Paleo, Keto, Atkins or the Zone. Low-carb versus low-fat. With dozens of diets to pick from, how do you find the one that’s best for you?
Scripps Clinic endocrinologist Ken Fujioka, MD, says that for most, simply cutting calories will work. That sounds easy, but your genetics, metabolism and any number of medical problems can affect the results, and your body will adapt to fight weight loss, so you’ll have to work harder to sustain it over time.
There are also a few commonly held beliefs about weight loss that can derail your efforts. Here, Dr. Fujioka debunks seven common diet misconceptions that may be keeping you from slimming down.
Cutting calories down to 1,200 to 1,300 for women and 1,500 to 1,800 for men will help you shed 5 to 10 percent of your body weight. However, beyond that, the body lowers your metabolism by 30 calories for every two pounds you lose. That means you’ll have to keep cutting calories.
Contrary to popular belief, it’s OK to drop below 1,000 calories, although your body won’t like it. “When you get down to those lower calories, the body starts adjusting hormones to make you think about food constantly,” says Dr. Fujioka.
Exercise is crucial for long-term weight loss, but “the best exercise is actually not just cardio or weights, it’s both,” Dr. Fujioka says.
He recommends setting aside three to five hours a week for exercise and upping the intensity for better results. Experts have traditionally said that exercising at around 65 percent of your maximum heart rate is best, but actually about 85 percent is most effective.
When you fast, you use up all your glycogen — aka sugar storage — which then forces your body to start burning fat. Fasting for as little as one to three days a week (every other day) can get the body into fat-burning mode during that fasting period. “It turns out fasting is a reasonable way to lose weight,” Dr. Fujioka says.
Dr. Fujioka says 50 to 55 grams of carbs a day is fine for getting into ketosis. “That means you can have some vegetables; you might even be able to have a piece of fruit.”
But calories matter, too. If you eat a lot, this won’t work quite as well. The ketones produced during this type of fat-burning are also a diuretic, so you’re going to lose electrolytes. Take a multivitamin, and talk to your doctor, as you may need supplemental potassium or magnesium.
Caffeine and caffeine derivatives may aid in burning fatty acids, though. “The easiest thing is to drink coffee or tea,” Dr. Fujioka says.

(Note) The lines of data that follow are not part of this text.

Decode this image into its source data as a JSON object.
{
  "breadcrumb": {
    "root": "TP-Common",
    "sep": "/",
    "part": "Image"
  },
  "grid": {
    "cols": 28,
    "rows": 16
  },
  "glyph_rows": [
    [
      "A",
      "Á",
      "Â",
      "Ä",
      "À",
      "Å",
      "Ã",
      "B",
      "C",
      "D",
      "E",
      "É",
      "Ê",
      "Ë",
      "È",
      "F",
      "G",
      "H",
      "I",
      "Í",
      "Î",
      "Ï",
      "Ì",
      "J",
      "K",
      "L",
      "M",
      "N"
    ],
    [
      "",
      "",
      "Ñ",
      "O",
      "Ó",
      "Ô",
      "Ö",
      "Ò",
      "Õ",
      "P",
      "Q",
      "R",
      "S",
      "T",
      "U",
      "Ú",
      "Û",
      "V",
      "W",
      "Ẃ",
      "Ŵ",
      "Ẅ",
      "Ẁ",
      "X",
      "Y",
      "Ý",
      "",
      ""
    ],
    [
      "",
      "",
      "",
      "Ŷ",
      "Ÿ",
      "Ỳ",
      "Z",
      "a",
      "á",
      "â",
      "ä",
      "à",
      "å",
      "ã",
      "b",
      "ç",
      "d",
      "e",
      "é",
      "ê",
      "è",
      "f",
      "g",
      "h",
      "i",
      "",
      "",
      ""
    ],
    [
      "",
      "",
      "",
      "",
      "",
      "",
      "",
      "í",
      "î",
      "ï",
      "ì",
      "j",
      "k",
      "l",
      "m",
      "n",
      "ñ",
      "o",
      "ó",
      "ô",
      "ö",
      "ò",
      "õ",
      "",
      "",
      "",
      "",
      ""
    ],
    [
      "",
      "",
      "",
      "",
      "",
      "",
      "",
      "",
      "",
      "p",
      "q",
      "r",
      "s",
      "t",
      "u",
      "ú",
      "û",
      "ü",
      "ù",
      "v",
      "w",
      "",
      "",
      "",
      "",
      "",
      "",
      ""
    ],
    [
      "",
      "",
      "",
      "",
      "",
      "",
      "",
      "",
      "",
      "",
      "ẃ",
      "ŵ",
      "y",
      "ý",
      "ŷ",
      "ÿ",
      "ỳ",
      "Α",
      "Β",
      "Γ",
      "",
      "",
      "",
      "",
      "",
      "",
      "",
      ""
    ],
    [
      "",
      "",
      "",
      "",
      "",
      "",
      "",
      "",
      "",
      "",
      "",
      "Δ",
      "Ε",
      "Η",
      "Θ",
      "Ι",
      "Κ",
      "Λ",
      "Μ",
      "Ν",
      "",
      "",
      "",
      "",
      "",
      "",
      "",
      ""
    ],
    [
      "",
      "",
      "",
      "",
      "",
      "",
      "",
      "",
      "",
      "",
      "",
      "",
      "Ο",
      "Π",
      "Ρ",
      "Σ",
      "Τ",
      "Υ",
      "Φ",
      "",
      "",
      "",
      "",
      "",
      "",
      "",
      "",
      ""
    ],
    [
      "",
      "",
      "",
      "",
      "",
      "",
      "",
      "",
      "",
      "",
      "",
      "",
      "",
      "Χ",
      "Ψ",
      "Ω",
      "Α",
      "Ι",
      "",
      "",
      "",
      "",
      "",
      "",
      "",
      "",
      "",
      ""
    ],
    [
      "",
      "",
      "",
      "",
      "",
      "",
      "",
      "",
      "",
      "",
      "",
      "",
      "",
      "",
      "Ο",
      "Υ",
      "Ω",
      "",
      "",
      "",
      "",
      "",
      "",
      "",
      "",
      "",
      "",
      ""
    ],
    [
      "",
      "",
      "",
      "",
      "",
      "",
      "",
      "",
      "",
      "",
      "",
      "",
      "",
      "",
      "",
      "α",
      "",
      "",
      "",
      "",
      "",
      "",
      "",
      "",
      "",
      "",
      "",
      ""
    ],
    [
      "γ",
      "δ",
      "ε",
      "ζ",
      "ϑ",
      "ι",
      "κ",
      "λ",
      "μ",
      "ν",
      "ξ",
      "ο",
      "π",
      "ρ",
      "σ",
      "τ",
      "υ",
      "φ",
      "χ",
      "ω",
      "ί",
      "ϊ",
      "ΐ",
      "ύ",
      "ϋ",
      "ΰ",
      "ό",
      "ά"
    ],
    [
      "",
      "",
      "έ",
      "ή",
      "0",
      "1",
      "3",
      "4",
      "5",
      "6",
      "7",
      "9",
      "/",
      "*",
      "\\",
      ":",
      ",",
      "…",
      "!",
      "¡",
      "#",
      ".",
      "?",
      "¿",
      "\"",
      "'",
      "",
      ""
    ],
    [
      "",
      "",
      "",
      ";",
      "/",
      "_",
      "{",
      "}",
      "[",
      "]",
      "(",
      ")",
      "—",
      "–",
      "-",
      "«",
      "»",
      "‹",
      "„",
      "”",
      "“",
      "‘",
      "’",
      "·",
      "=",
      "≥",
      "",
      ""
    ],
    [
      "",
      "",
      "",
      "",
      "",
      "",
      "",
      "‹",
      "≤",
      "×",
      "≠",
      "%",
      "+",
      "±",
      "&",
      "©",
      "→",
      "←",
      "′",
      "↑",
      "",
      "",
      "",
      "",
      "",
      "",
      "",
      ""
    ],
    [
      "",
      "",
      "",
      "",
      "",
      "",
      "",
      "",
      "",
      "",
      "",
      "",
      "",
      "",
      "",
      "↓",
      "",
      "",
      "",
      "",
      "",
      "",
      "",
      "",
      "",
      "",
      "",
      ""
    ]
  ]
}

Upping your water intake to increase weight loss is also a myth — kind of. Just drinking more water throughout the day may not help weight loss, but drinking 2 cups of water 30 minutes before a meal may increase weight loss by 1 to 2 percent. Drinking that extra water ahead of time will also help you feel full sooner.
Avoid high-fructose corn syrup. It causes your blood sugar to spike more than other sugars, and appears to trigger a signal that the body needs to store fat. Fruit juice is also a no-go. It has too many calories, and juice causes the body to release more insulin than the same amount of whole fruit.
Although its safety has been debated in recent years, artificial sweetener seems to be OK. “We used to say that if you eat artificial sweeteners your brain will figure it out and later on you’ll overeat,” Dr. Fujioka says. “It turns out that does not happen.”
“It’s clearly the future,” Dr. Fujioka says, but the science isn’t quite there yet. Out of about 30 to 60 candidate genes, researchers have only been able to figure out two.
“It’s not ready for prime time yet. There are just too many genes that we need to look at," says Dr. Fujioka. "Once we get them all categorized and know which diet works with which, this is going to be great.”
With so many diets out there, it can be overwhelming. But the most important thing is finding something.
This content appeared in San Diego Health, a publication in partnership between Scripps and San Diego Magazine that celebrates the healthy spirit of San Diego.